##### Dataset excerpts #####
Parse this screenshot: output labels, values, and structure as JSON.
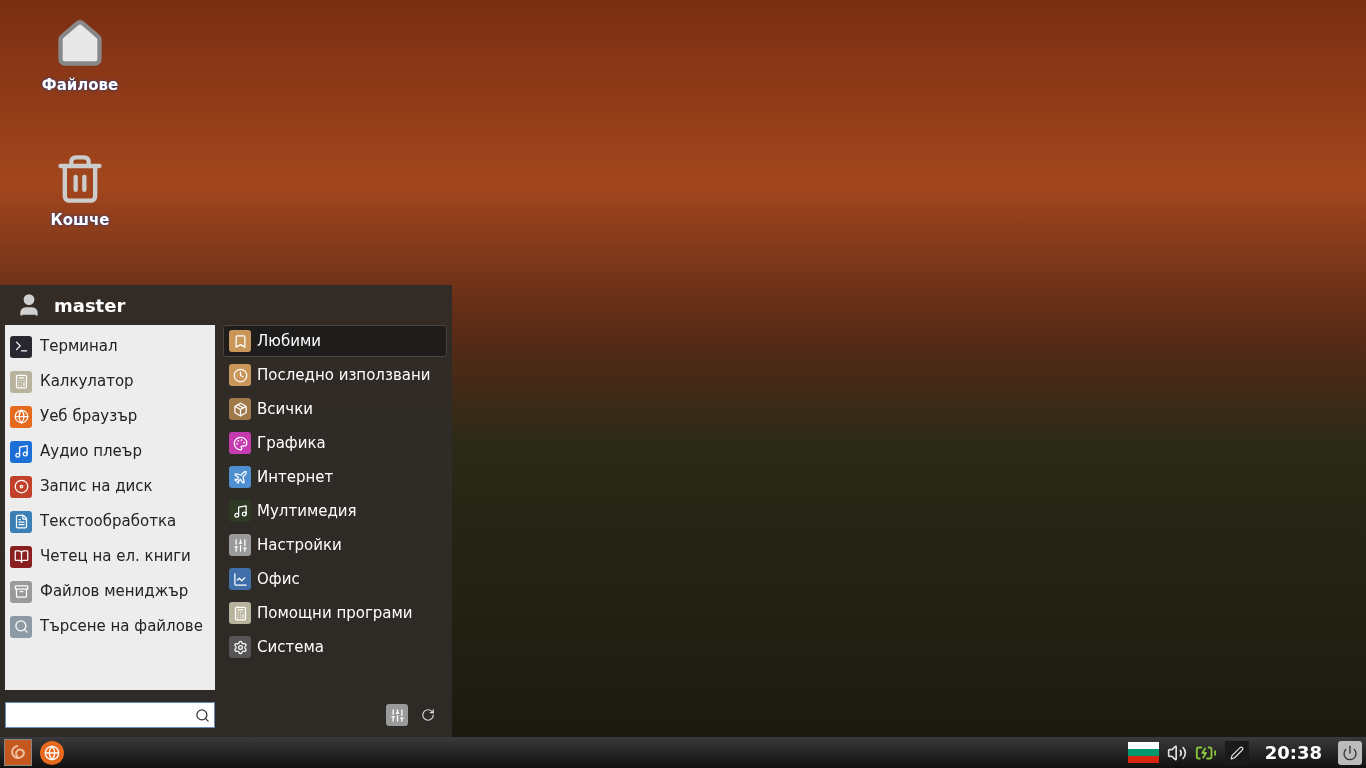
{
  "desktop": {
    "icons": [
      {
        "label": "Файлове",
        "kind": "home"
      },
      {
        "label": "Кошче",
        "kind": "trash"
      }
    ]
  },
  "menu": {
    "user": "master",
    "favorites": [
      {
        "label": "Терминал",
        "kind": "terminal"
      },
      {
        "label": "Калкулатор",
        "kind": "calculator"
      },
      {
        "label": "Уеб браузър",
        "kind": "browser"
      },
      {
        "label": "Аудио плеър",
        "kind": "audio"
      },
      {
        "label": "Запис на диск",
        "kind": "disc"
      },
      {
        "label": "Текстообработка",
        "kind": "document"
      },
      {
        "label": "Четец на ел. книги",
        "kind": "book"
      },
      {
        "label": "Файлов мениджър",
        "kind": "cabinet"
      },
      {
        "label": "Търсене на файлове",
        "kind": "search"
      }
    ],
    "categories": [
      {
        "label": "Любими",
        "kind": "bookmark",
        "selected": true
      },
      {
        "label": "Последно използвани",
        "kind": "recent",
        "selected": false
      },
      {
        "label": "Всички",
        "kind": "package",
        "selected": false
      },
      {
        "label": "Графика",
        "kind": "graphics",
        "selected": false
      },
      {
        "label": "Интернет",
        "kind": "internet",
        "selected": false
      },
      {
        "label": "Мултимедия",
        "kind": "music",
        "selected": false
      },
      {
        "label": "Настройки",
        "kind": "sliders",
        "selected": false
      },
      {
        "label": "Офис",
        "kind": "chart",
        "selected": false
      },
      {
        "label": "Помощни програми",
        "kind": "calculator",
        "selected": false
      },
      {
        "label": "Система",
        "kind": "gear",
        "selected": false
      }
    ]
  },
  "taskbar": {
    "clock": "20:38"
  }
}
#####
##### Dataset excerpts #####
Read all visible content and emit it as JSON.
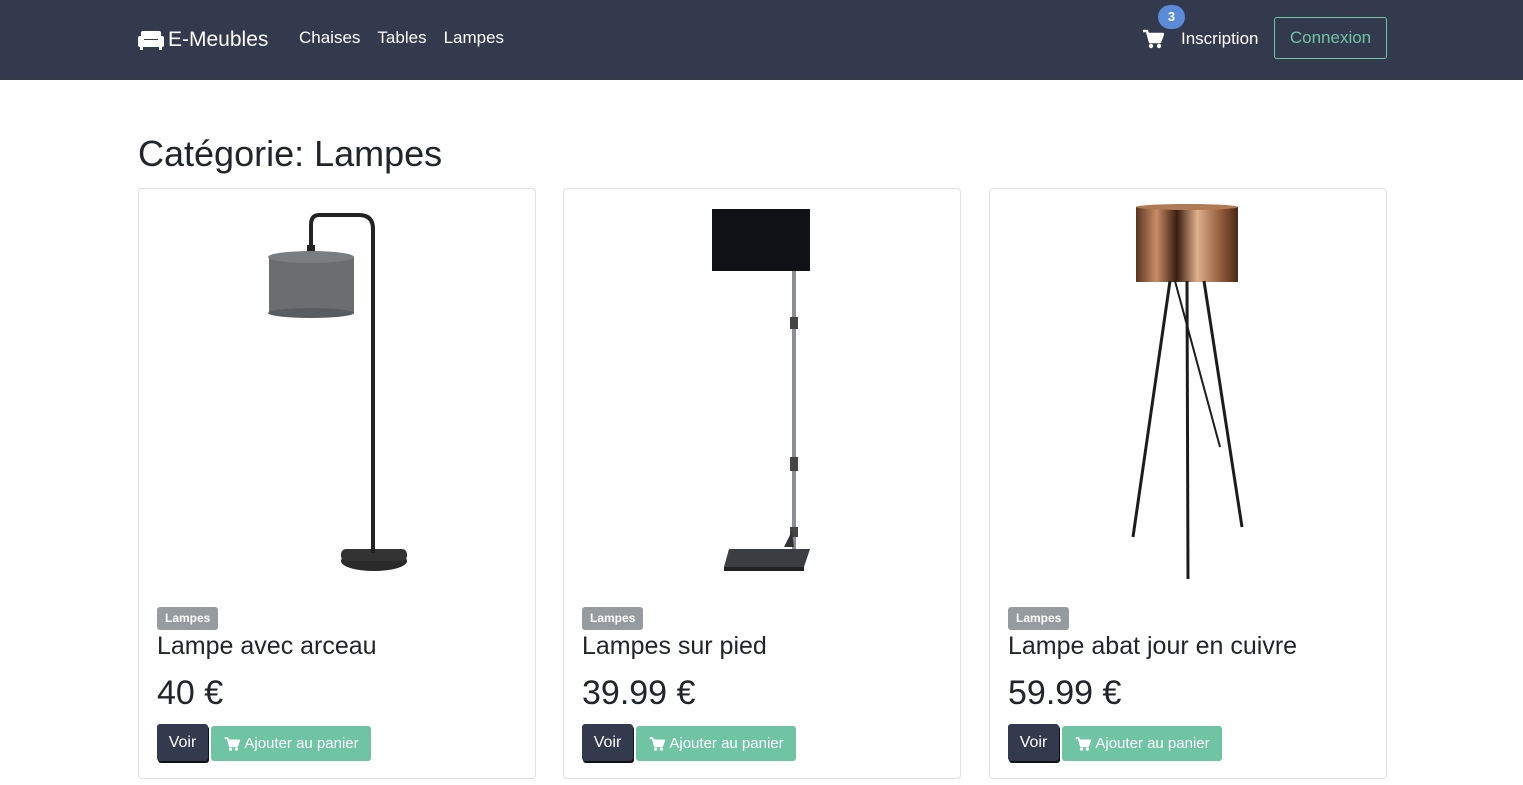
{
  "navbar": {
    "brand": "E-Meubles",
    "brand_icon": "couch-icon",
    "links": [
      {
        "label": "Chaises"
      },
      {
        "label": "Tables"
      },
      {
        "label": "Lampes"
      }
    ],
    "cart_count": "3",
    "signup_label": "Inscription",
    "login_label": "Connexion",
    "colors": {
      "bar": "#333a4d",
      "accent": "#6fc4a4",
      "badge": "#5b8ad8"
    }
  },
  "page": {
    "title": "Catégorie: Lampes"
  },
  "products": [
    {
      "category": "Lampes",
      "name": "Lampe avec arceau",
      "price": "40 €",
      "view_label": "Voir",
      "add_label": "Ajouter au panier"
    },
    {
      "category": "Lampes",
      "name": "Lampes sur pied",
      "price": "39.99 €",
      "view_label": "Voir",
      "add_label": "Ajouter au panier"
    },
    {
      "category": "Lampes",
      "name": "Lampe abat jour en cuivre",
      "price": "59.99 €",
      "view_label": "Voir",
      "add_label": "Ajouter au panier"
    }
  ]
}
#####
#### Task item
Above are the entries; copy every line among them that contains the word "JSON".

#### Answer space
Parse this screenshot: output labels, values, and structure as JSON.
Read all visible content and emit it as JSON.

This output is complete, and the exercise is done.